◆ Work order
Select all lines in the records that include "operations".

◆ Data records

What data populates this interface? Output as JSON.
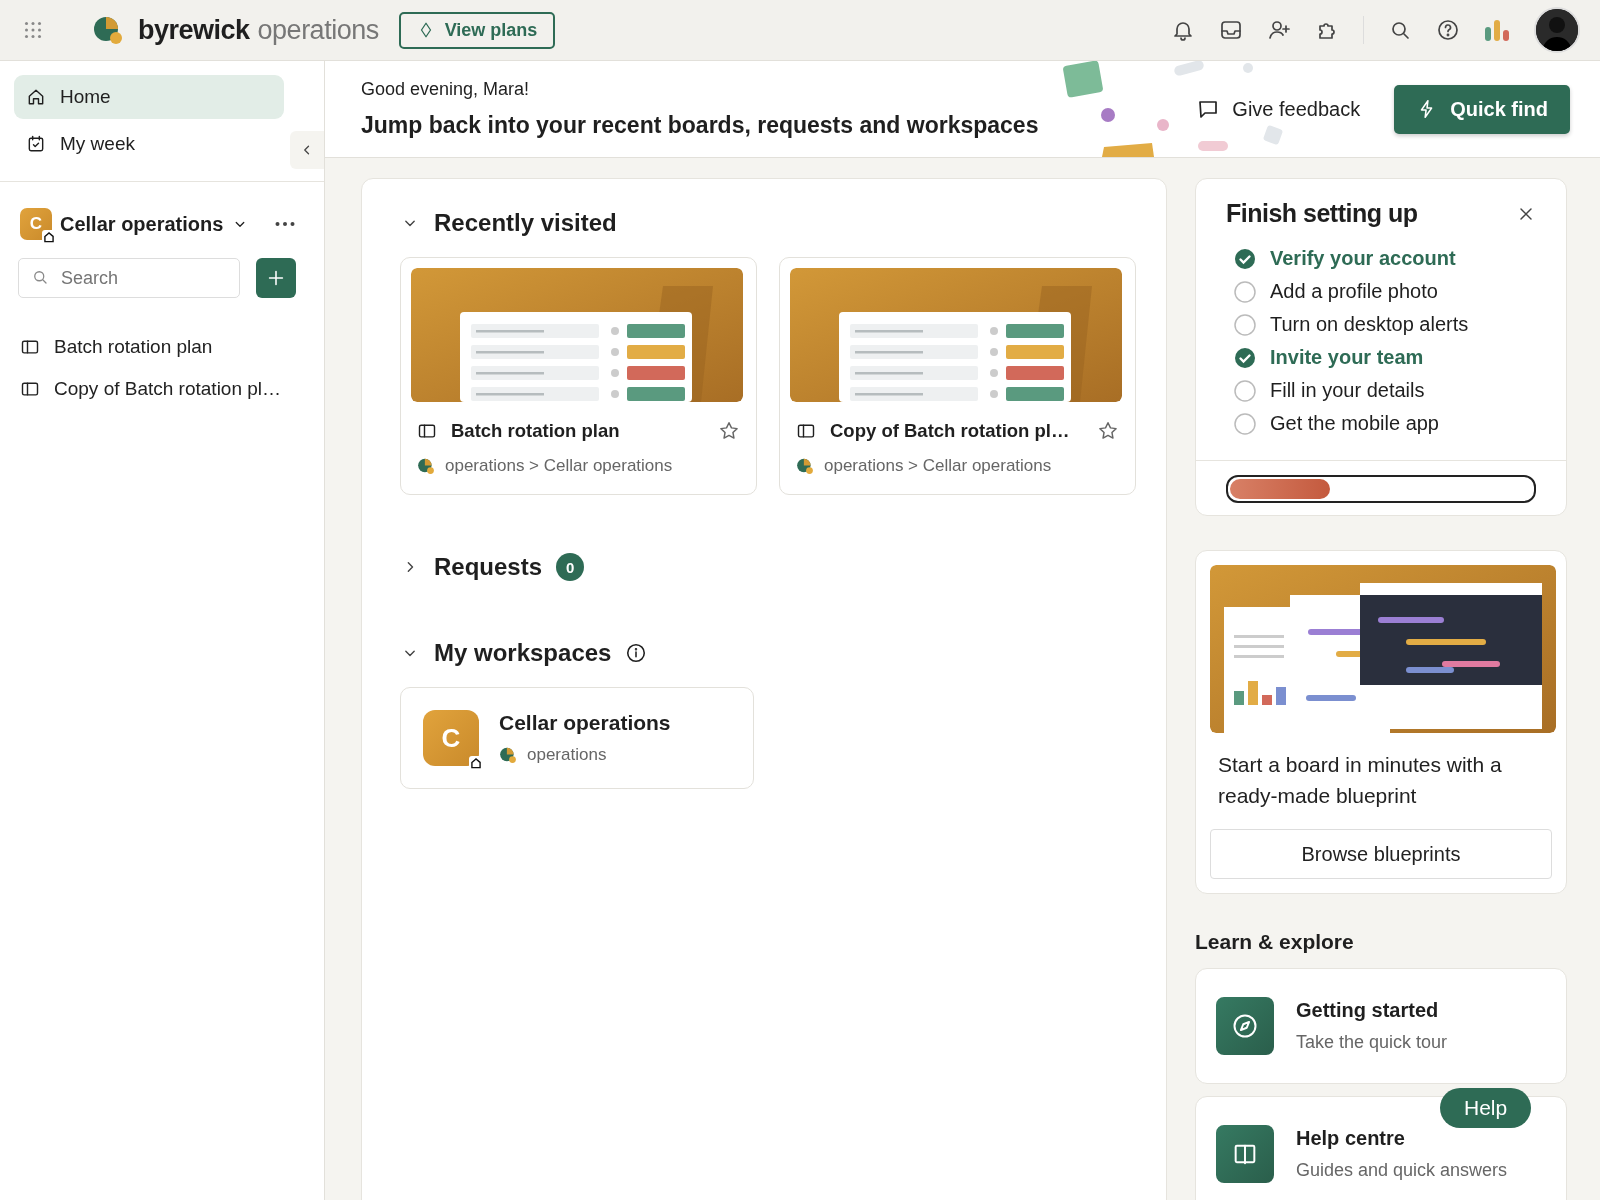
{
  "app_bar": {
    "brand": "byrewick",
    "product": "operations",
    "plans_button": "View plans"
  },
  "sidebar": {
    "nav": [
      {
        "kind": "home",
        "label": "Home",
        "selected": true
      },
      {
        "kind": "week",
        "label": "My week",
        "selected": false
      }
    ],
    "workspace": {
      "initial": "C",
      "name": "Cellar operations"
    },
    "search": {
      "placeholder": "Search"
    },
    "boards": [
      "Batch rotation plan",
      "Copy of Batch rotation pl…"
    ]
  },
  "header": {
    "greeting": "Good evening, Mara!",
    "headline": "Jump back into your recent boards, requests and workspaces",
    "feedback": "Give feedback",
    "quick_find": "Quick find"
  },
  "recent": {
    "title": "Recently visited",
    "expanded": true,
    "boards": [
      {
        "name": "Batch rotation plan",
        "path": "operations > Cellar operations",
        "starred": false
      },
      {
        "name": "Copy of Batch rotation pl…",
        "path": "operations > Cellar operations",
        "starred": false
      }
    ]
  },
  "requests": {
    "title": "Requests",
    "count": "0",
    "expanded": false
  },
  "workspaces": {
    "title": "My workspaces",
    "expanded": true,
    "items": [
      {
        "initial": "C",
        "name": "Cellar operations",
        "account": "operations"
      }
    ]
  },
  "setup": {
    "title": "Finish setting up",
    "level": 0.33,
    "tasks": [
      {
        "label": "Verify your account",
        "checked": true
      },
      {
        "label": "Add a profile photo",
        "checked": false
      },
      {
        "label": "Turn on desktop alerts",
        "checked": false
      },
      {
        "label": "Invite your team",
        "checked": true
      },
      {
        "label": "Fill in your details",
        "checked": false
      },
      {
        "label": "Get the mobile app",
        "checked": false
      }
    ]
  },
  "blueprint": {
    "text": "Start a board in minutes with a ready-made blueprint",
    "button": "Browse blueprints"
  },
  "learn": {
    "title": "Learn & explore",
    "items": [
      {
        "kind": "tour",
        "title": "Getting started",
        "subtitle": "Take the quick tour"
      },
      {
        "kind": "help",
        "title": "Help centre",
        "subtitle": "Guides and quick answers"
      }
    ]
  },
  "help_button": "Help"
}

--

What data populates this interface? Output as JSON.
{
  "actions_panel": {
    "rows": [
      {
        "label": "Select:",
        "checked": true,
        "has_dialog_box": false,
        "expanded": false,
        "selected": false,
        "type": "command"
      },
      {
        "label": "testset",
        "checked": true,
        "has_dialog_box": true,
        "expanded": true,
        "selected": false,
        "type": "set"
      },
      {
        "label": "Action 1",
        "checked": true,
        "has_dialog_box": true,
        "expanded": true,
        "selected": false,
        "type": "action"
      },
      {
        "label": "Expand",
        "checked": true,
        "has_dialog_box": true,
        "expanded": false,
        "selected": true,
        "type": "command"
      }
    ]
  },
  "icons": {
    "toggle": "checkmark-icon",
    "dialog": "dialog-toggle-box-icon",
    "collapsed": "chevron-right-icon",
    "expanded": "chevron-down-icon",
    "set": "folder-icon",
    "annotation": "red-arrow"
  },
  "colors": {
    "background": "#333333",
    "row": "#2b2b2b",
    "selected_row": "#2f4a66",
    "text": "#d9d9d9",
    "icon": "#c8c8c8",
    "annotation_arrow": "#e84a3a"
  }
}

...

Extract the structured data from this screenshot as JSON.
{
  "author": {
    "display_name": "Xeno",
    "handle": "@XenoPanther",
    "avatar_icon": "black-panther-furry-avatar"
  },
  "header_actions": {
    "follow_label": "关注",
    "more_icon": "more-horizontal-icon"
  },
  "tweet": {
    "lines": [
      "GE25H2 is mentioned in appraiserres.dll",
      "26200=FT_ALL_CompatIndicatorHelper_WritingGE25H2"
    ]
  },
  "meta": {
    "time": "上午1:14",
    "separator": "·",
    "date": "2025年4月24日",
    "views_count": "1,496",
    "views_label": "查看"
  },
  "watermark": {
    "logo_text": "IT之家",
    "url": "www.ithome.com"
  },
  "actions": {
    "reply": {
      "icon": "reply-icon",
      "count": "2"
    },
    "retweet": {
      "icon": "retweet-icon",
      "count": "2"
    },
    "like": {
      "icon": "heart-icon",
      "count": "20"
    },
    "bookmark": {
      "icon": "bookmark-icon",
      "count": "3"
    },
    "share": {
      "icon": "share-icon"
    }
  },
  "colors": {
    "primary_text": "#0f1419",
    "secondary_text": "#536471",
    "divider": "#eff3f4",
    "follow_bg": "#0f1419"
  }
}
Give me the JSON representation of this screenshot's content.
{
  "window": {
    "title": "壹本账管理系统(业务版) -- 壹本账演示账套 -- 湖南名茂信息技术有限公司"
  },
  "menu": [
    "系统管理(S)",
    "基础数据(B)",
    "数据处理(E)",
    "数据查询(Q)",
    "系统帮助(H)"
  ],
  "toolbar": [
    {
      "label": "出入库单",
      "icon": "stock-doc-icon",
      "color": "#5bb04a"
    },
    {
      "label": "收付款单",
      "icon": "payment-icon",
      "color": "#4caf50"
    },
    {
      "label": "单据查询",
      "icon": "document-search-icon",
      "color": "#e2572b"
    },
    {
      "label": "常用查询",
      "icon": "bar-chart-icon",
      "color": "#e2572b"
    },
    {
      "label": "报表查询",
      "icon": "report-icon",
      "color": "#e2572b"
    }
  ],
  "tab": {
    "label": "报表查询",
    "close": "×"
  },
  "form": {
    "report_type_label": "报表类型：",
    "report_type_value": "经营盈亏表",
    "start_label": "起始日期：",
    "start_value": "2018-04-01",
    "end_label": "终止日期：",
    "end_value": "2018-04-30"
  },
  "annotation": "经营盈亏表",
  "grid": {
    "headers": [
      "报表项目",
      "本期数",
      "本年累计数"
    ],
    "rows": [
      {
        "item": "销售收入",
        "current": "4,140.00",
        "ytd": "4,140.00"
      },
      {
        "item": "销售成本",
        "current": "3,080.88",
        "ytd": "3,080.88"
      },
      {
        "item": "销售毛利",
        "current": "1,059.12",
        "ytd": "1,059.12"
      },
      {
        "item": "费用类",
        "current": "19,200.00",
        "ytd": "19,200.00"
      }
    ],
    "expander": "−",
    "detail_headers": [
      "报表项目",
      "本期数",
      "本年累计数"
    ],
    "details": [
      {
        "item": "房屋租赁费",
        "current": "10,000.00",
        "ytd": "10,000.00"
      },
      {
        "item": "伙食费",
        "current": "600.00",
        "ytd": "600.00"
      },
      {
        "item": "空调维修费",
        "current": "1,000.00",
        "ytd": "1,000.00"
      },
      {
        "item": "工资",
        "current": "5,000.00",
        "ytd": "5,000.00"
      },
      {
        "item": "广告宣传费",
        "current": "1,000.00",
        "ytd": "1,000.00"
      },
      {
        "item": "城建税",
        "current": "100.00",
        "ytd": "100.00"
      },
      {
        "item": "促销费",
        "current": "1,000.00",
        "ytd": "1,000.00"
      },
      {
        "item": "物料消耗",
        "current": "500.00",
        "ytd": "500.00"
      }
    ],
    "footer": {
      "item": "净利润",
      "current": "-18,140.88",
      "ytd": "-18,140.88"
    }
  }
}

◆ Expected output
    "product": "operations",
      "name": "Cellar operations"
        "path": "operations > Cellar operations",
        "path": "operations > Cellar operations",
        "name": "Cellar operations",
        "account": "operations"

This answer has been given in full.